Unfortunately, the book fell flat for me. I found the main character Julia to be very hard to relate to and similar to Mary Poppins–practically perfect in every way.
Julia always thought the right things, nearly always said the right things, and pretty much became the savior of the entire household from upstairs to down. I’d buy it if she helped change the lives of maybe one or two people. But changing the lives of the housemaid, gardener, the estate owner, his children, his sister, and his two cousins? Not as likely.
Still, there was a very funny instance of mistaken identity in the beginning that became my favorite part of the entire book, and I like how the author explored several different virtues and points of morality. I also appreciated the way she portrayed the children in her book. Usually whenever I see children in fiction, they come across as very unrealistic to me. The children in Turansky’s book nearly leapt off the pages with how real they seemed, so I give her major props for that.
However, as much as I didn’t like the book, my mom (who is also an avid Downton Abbey fan) loved it. So while I have to be honest and say that it wasn’t my favorite, who knows? Maybe it could be one of yours!
*I received this book for free from WaterBrook Multnomah Publishing Group for my honest review.
Author: Mona Hodgson
Rating: 2 out of 5 stars
Emilie Heinrich is divided between the two loves of her life: her widowed father and the handsome Quaid McFarland, who’s just returned from serving in the Civil War. A childhood friend, Quaid isn’t the schoolboy Emilie remembers. But even as Emilie and Quaid’s affection grows, Emilie’s father becomes more determined than ever to keep them apart.
Although I’m not usually a fan of novellas, I decided to try this one because I wanted to check out this particular author. It almost feels unfair to review a novella, because I always feel as though the author is given an almost impossible feat: make us (the readers) care and be forever attached to the characters in 100 pages or less. With that said, I think Ms. Hodgson did an admirable job. There’s a definite beginning, middle, and end, and I was surprised to see she did get in a very clear “moral of the story” which was probably my favorite part. I also appreciated how she approached the romance scenes-she mentions a kiss and then it’s on to the next thing. Not too detailed, but not too sparse, either.

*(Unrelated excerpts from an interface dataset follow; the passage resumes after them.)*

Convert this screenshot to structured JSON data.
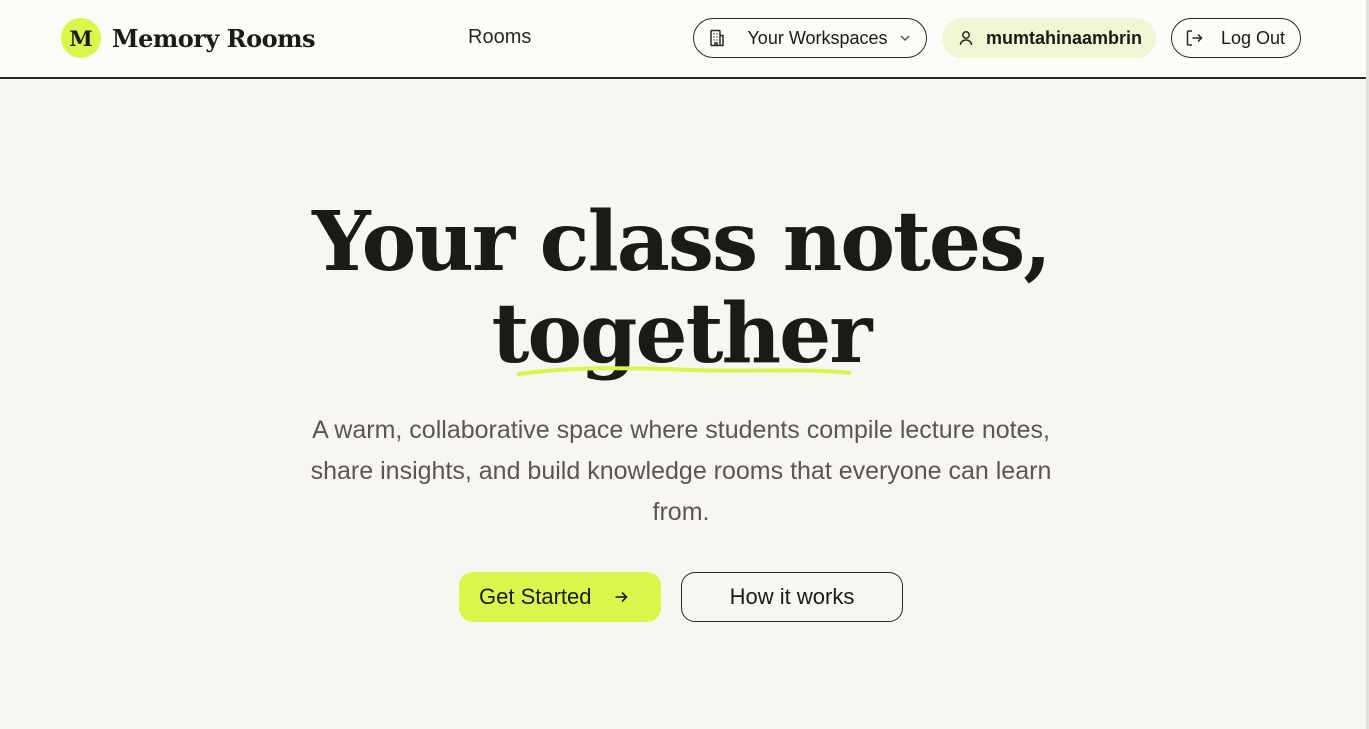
{
  "header": {
    "logo_letter": "M",
    "logo_text": "Memory Rooms",
    "nav_rooms": "Rooms",
    "workspaces_label": "Your Workspaces",
    "username": "mumtahinaambrin",
    "logout_label": "Log Out"
  },
  "hero": {
    "title_line1": "Your class notes,",
    "title_line2": "together",
    "subtitle": "A warm, collaborative space where students compile lecture notes, share insights, and build knowledge rooms that everyone can learn from.",
    "primary_cta": "Get Started",
    "secondary_cta": "How it works"
  },
  "icons": {
    "workspaces": "building-icon",
    "workspaces_dropdown": "chevron-down-icon",
    "user": "user-icon",
    "logout": "logout-icon",
    "cta_arrow": "arrow-right-icon"
  },
  "colors": {
    "accent": "#d9f64a",
    "background": "#f8f6f0",
    "header_background": "#fcfbf7",
    "text": "#1c1a17",
    "muted_text": "#5a5650",
    "user_pill": "#f0f5d4"
  }
}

However, the beginning was slow and it’s just too short of a story to really fall in love with the characters. It’s a sweet story that may be good to pass the time in a doctor’s office, but I’m not sure I’d recommend it for much else. There just wasn’t anything too terribly unique to make this novella stand out. But-and I’d like to emphasize this-short as this story was, I did see some definite flickers of good writing and would very much like to see one of this author’s full-length novels before I completely pass judgment.

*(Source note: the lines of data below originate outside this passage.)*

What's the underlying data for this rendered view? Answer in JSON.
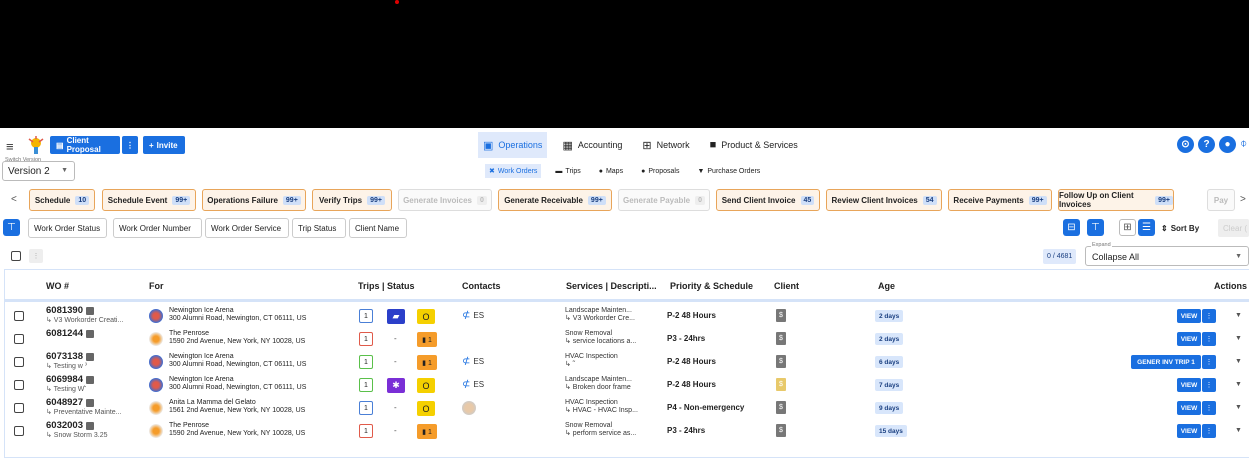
{
  "topbar": {
    "client_proposal": "Client Proposal",
    "more": "⋮",
    "invite": "Invite",
    "nav": [
      {
        "label": "Operations",
        "icon": "operations-icon",
        "glyph": "▣",
        "active": true
      },
      {
        "label": "Accounting",
        "icon": "accounting-icon",
        "glyph": "▦",
        "active": false
      },
      {
        "label": "Network",
        "icon": "network-icon",
        "glyph": "⊞",
        "active": false
      },
      {
        "label": "Product & Services",
        "icon": "briefcase-icon",
        "glyph": "■",
        "active": false
      }
    ]
  },
  "version": {
    "label": "Switch Version",
    "value": "Version 2"
  },
  "subnav": [
    {
      "label": "Work Orders",
      "icon": "work-orders-icon",
      "glyph": "✖",
      "active": true
    },
    {
      "label": "Trips",
      "icon": "car-icon",
      "glyph": "▬",
      "active": false
    },
    {
      "label": "Maps",
      "icon": "map-pin-icon",
      "glyph": "●",
      "active": false
    },
    {
      "label": "Proposals",
      "icon": "proposal-icon",
      "glyph": "●",
      "active": false
    },
    {
      "label": "Purchase Orders",
      "icon": "cart-icon",
      "glyph": "▼",
      "active": false
    }
  ],
  "chips": [
    {
      "label": "Schedule",
      "count": "10",
      "disabled": false
    },
    {
      "label": "Schedule Event",
      "count": "99+",
      "disabled": false
    },
    {
      "label": "Operations Failure",
      "count": "99+",
      "disabled": false
    },
    {
      "label": "Verify Trips",
      "count": "99+",
      "disabled": false
    },
    {
      "label": "Generate Invoices",
      "count": "0",
      "disabled": true
    },
    {
      "label": "Generate Receivable",
      "count": "99+",
      "disabled": false
    },
    {
      "label": "Generate Payable",
      "count": "0",
      "disabled": true
    },
    {
      "label": "Send Client Invoice",
      "count": "45",
      "disabled": false
    },
    {
      "label": "Review Client Invoices",
      "count": "54",
      "disabled": false
    },
    {
      "label": "Receive Payments",
      "count": "99+",
      "disabled": false
    },
    {
      "label": "Follow Up on Client Invoices",
      "count": "99+",
      "disabled": false
    },
    {
      "label": "Pay",
      "count": "",
      "disabled": true
    }
  ],
  "filters": [
    "Work Order Status",
    "Work Order Number",
    "Work Order Service",
    "Trip Status",
    "Client Name"
  ],
  "sort_by": "Sort By",
  "clear": "Clear (",
  "page_count": "0 / 4681",
  "expand": {
    "label": "Expand",
    "value": "Collapse All"
  },
  "columns": {
    "wo": "WO #",
    "for": "For",
    "trips": "Trips | Status",
    "contacts": "Contacts",
    "services": "Services | Descripti...",
    "priority": "Priority & Schedule",
    "client": "Client",
    "age": "Age",
    "actions": "Actions"
  },
  "rows": [
    {
      "wo": "6081390",
      "sub": "↳ V3 Workorder Creati...",
      "name": "Newington Ice Arena",
      "addr": "300 Alumni Road, Newington, CT 06111, US",
      "trips": "1",
      "trip_color": "#4a7fd6",
      "status": "truck",
      "status_glyph": "▰",
      "status_color": "#2b3fc9",
      "flag": "O",
      "flag_color": "#f5d000",
      "contact": "ES",
      "svc1": "Landscape Mainten...",
      "svc2": "↳ V3 Workorder Cre...",
      "priority": "P-2 48 Hours",
      "doc_color": "#777",
      "age": "2 days",
      "action": "VIEW"
    },
    {
      "wo": "6081244",
      "sub": "",
      "name": "The Penrose",
      "addr": "1590 2nd Avenue, New York, NY 10028, US",
      "trips": "1",
      "trip_color": "#e05a4a",
      "status": "",
      "status_glyph": "-",
      "status_color": "",
      "flag": "▮ 1",
      "flag_color": "#f59c2a",
      "contact": "",
      "svc1": "Snow Removal",
      "svc2": "↳ service locations a...",
      "priority": "P3 - 24hrs",
      "doc_color": "#777",
      "age": "2 days",
      "action": "VIEW"
    },
    {
      "wo": "6073138",
      "sub": "↳ Testing w ˀ",
      "name": "Newington Ice Arena",
      "addr": "300 Alumni Road, Newington, CT 06111, US",
      "trips": "1",
      "trip_color": "#5ac04a",
      "status": "",
      "status_glyph": "-",
      "status_color": "",
      "flag": "▮ 1",
      "flag_color": "#f59c2a",
      "contact": "ES",
      "svc1": "HVAC Inspection",
      "svc2": "↳ ˜",
      "priority": "P-2 48 Hours",
      "doc_color": "#777",
      "age": "6 days",
      "action": "GENER INV TRIP 1"
    },
    {
      "wo": "6069984",
      "sub": "↳ Testing W˞",
      "name": "Newington Ice Arena",
      "addr": "300 Alumni Road, Newington, CT 06111, US",
      "trips": "1",
      "trip_color": "#5ac04a",
      "status": "snow",
      "status_glyph": "✱",
      "status_color": "#7a2fd6",
      "flag": "O",
      "flag_color": "#f5d000",
      "contact": "ES",
      "svc1": "Landscape Mainten...",
      "svc2": "↳ Broken door frame",
      "priority": "P-2 48 Hours",
      "doc_color": "#e8c96a",
      "age": "7 days",
      "action": "VIEW"
    },
    {
      "wo": "6048927",
      "sub": "↳ Preventative Mainte...",
      "name": "Anita La Mamma del Gelato",
      "addr": "1561 2nd Avenue, New York, NY 10028, US",
      "trips": "1",
      "trip_color": "#4a7fd6",
      "status": "",
      "status_glyph": "-",
      "status_color": "",
      "flag": "O",
      "flag_color": "#f5d000",
      "contact": "avatar",
      "svc1": "HVAC Inspection",
      "svc2": "↳ HVAC - HVAC Insp...",
      "priority": "P4 - Non-emergency",
      "doc_color": "#777",
      "age": "9 days",
      "action": "VIEW"
    },
    {
      "wo": "6032003",
      "sub": "↳ Snow Storm 3.25",
      "name": "The Penrose",
      "addr": "1590 2nd Avenue, New York, NY 10028, US",
      "trips": "1",
      "trip_color": "#e05a4a",
      "status": "",
      "status_glyph": "-",
      "status_color": "",
      "flag": "▮ 1",
      "flag_color": "#f59c2a",
      "contact": "",
      "svc1": "Snow Removal",
      "svc2": "↳ perform service as...",
      "priority": "P3 - 24hrs",
      "doc_color": "#777",
      "age": "15 days",
      "action": "VIEW"
    }
  ]
}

(I received this book for free from WaterBrook Multnomah Publishing Group in exchange for my honest review.)
Let’s Talk Book: What do you think? Are novellas impossible to please because of their length? Which do you prefer-novellas, or full-length novels?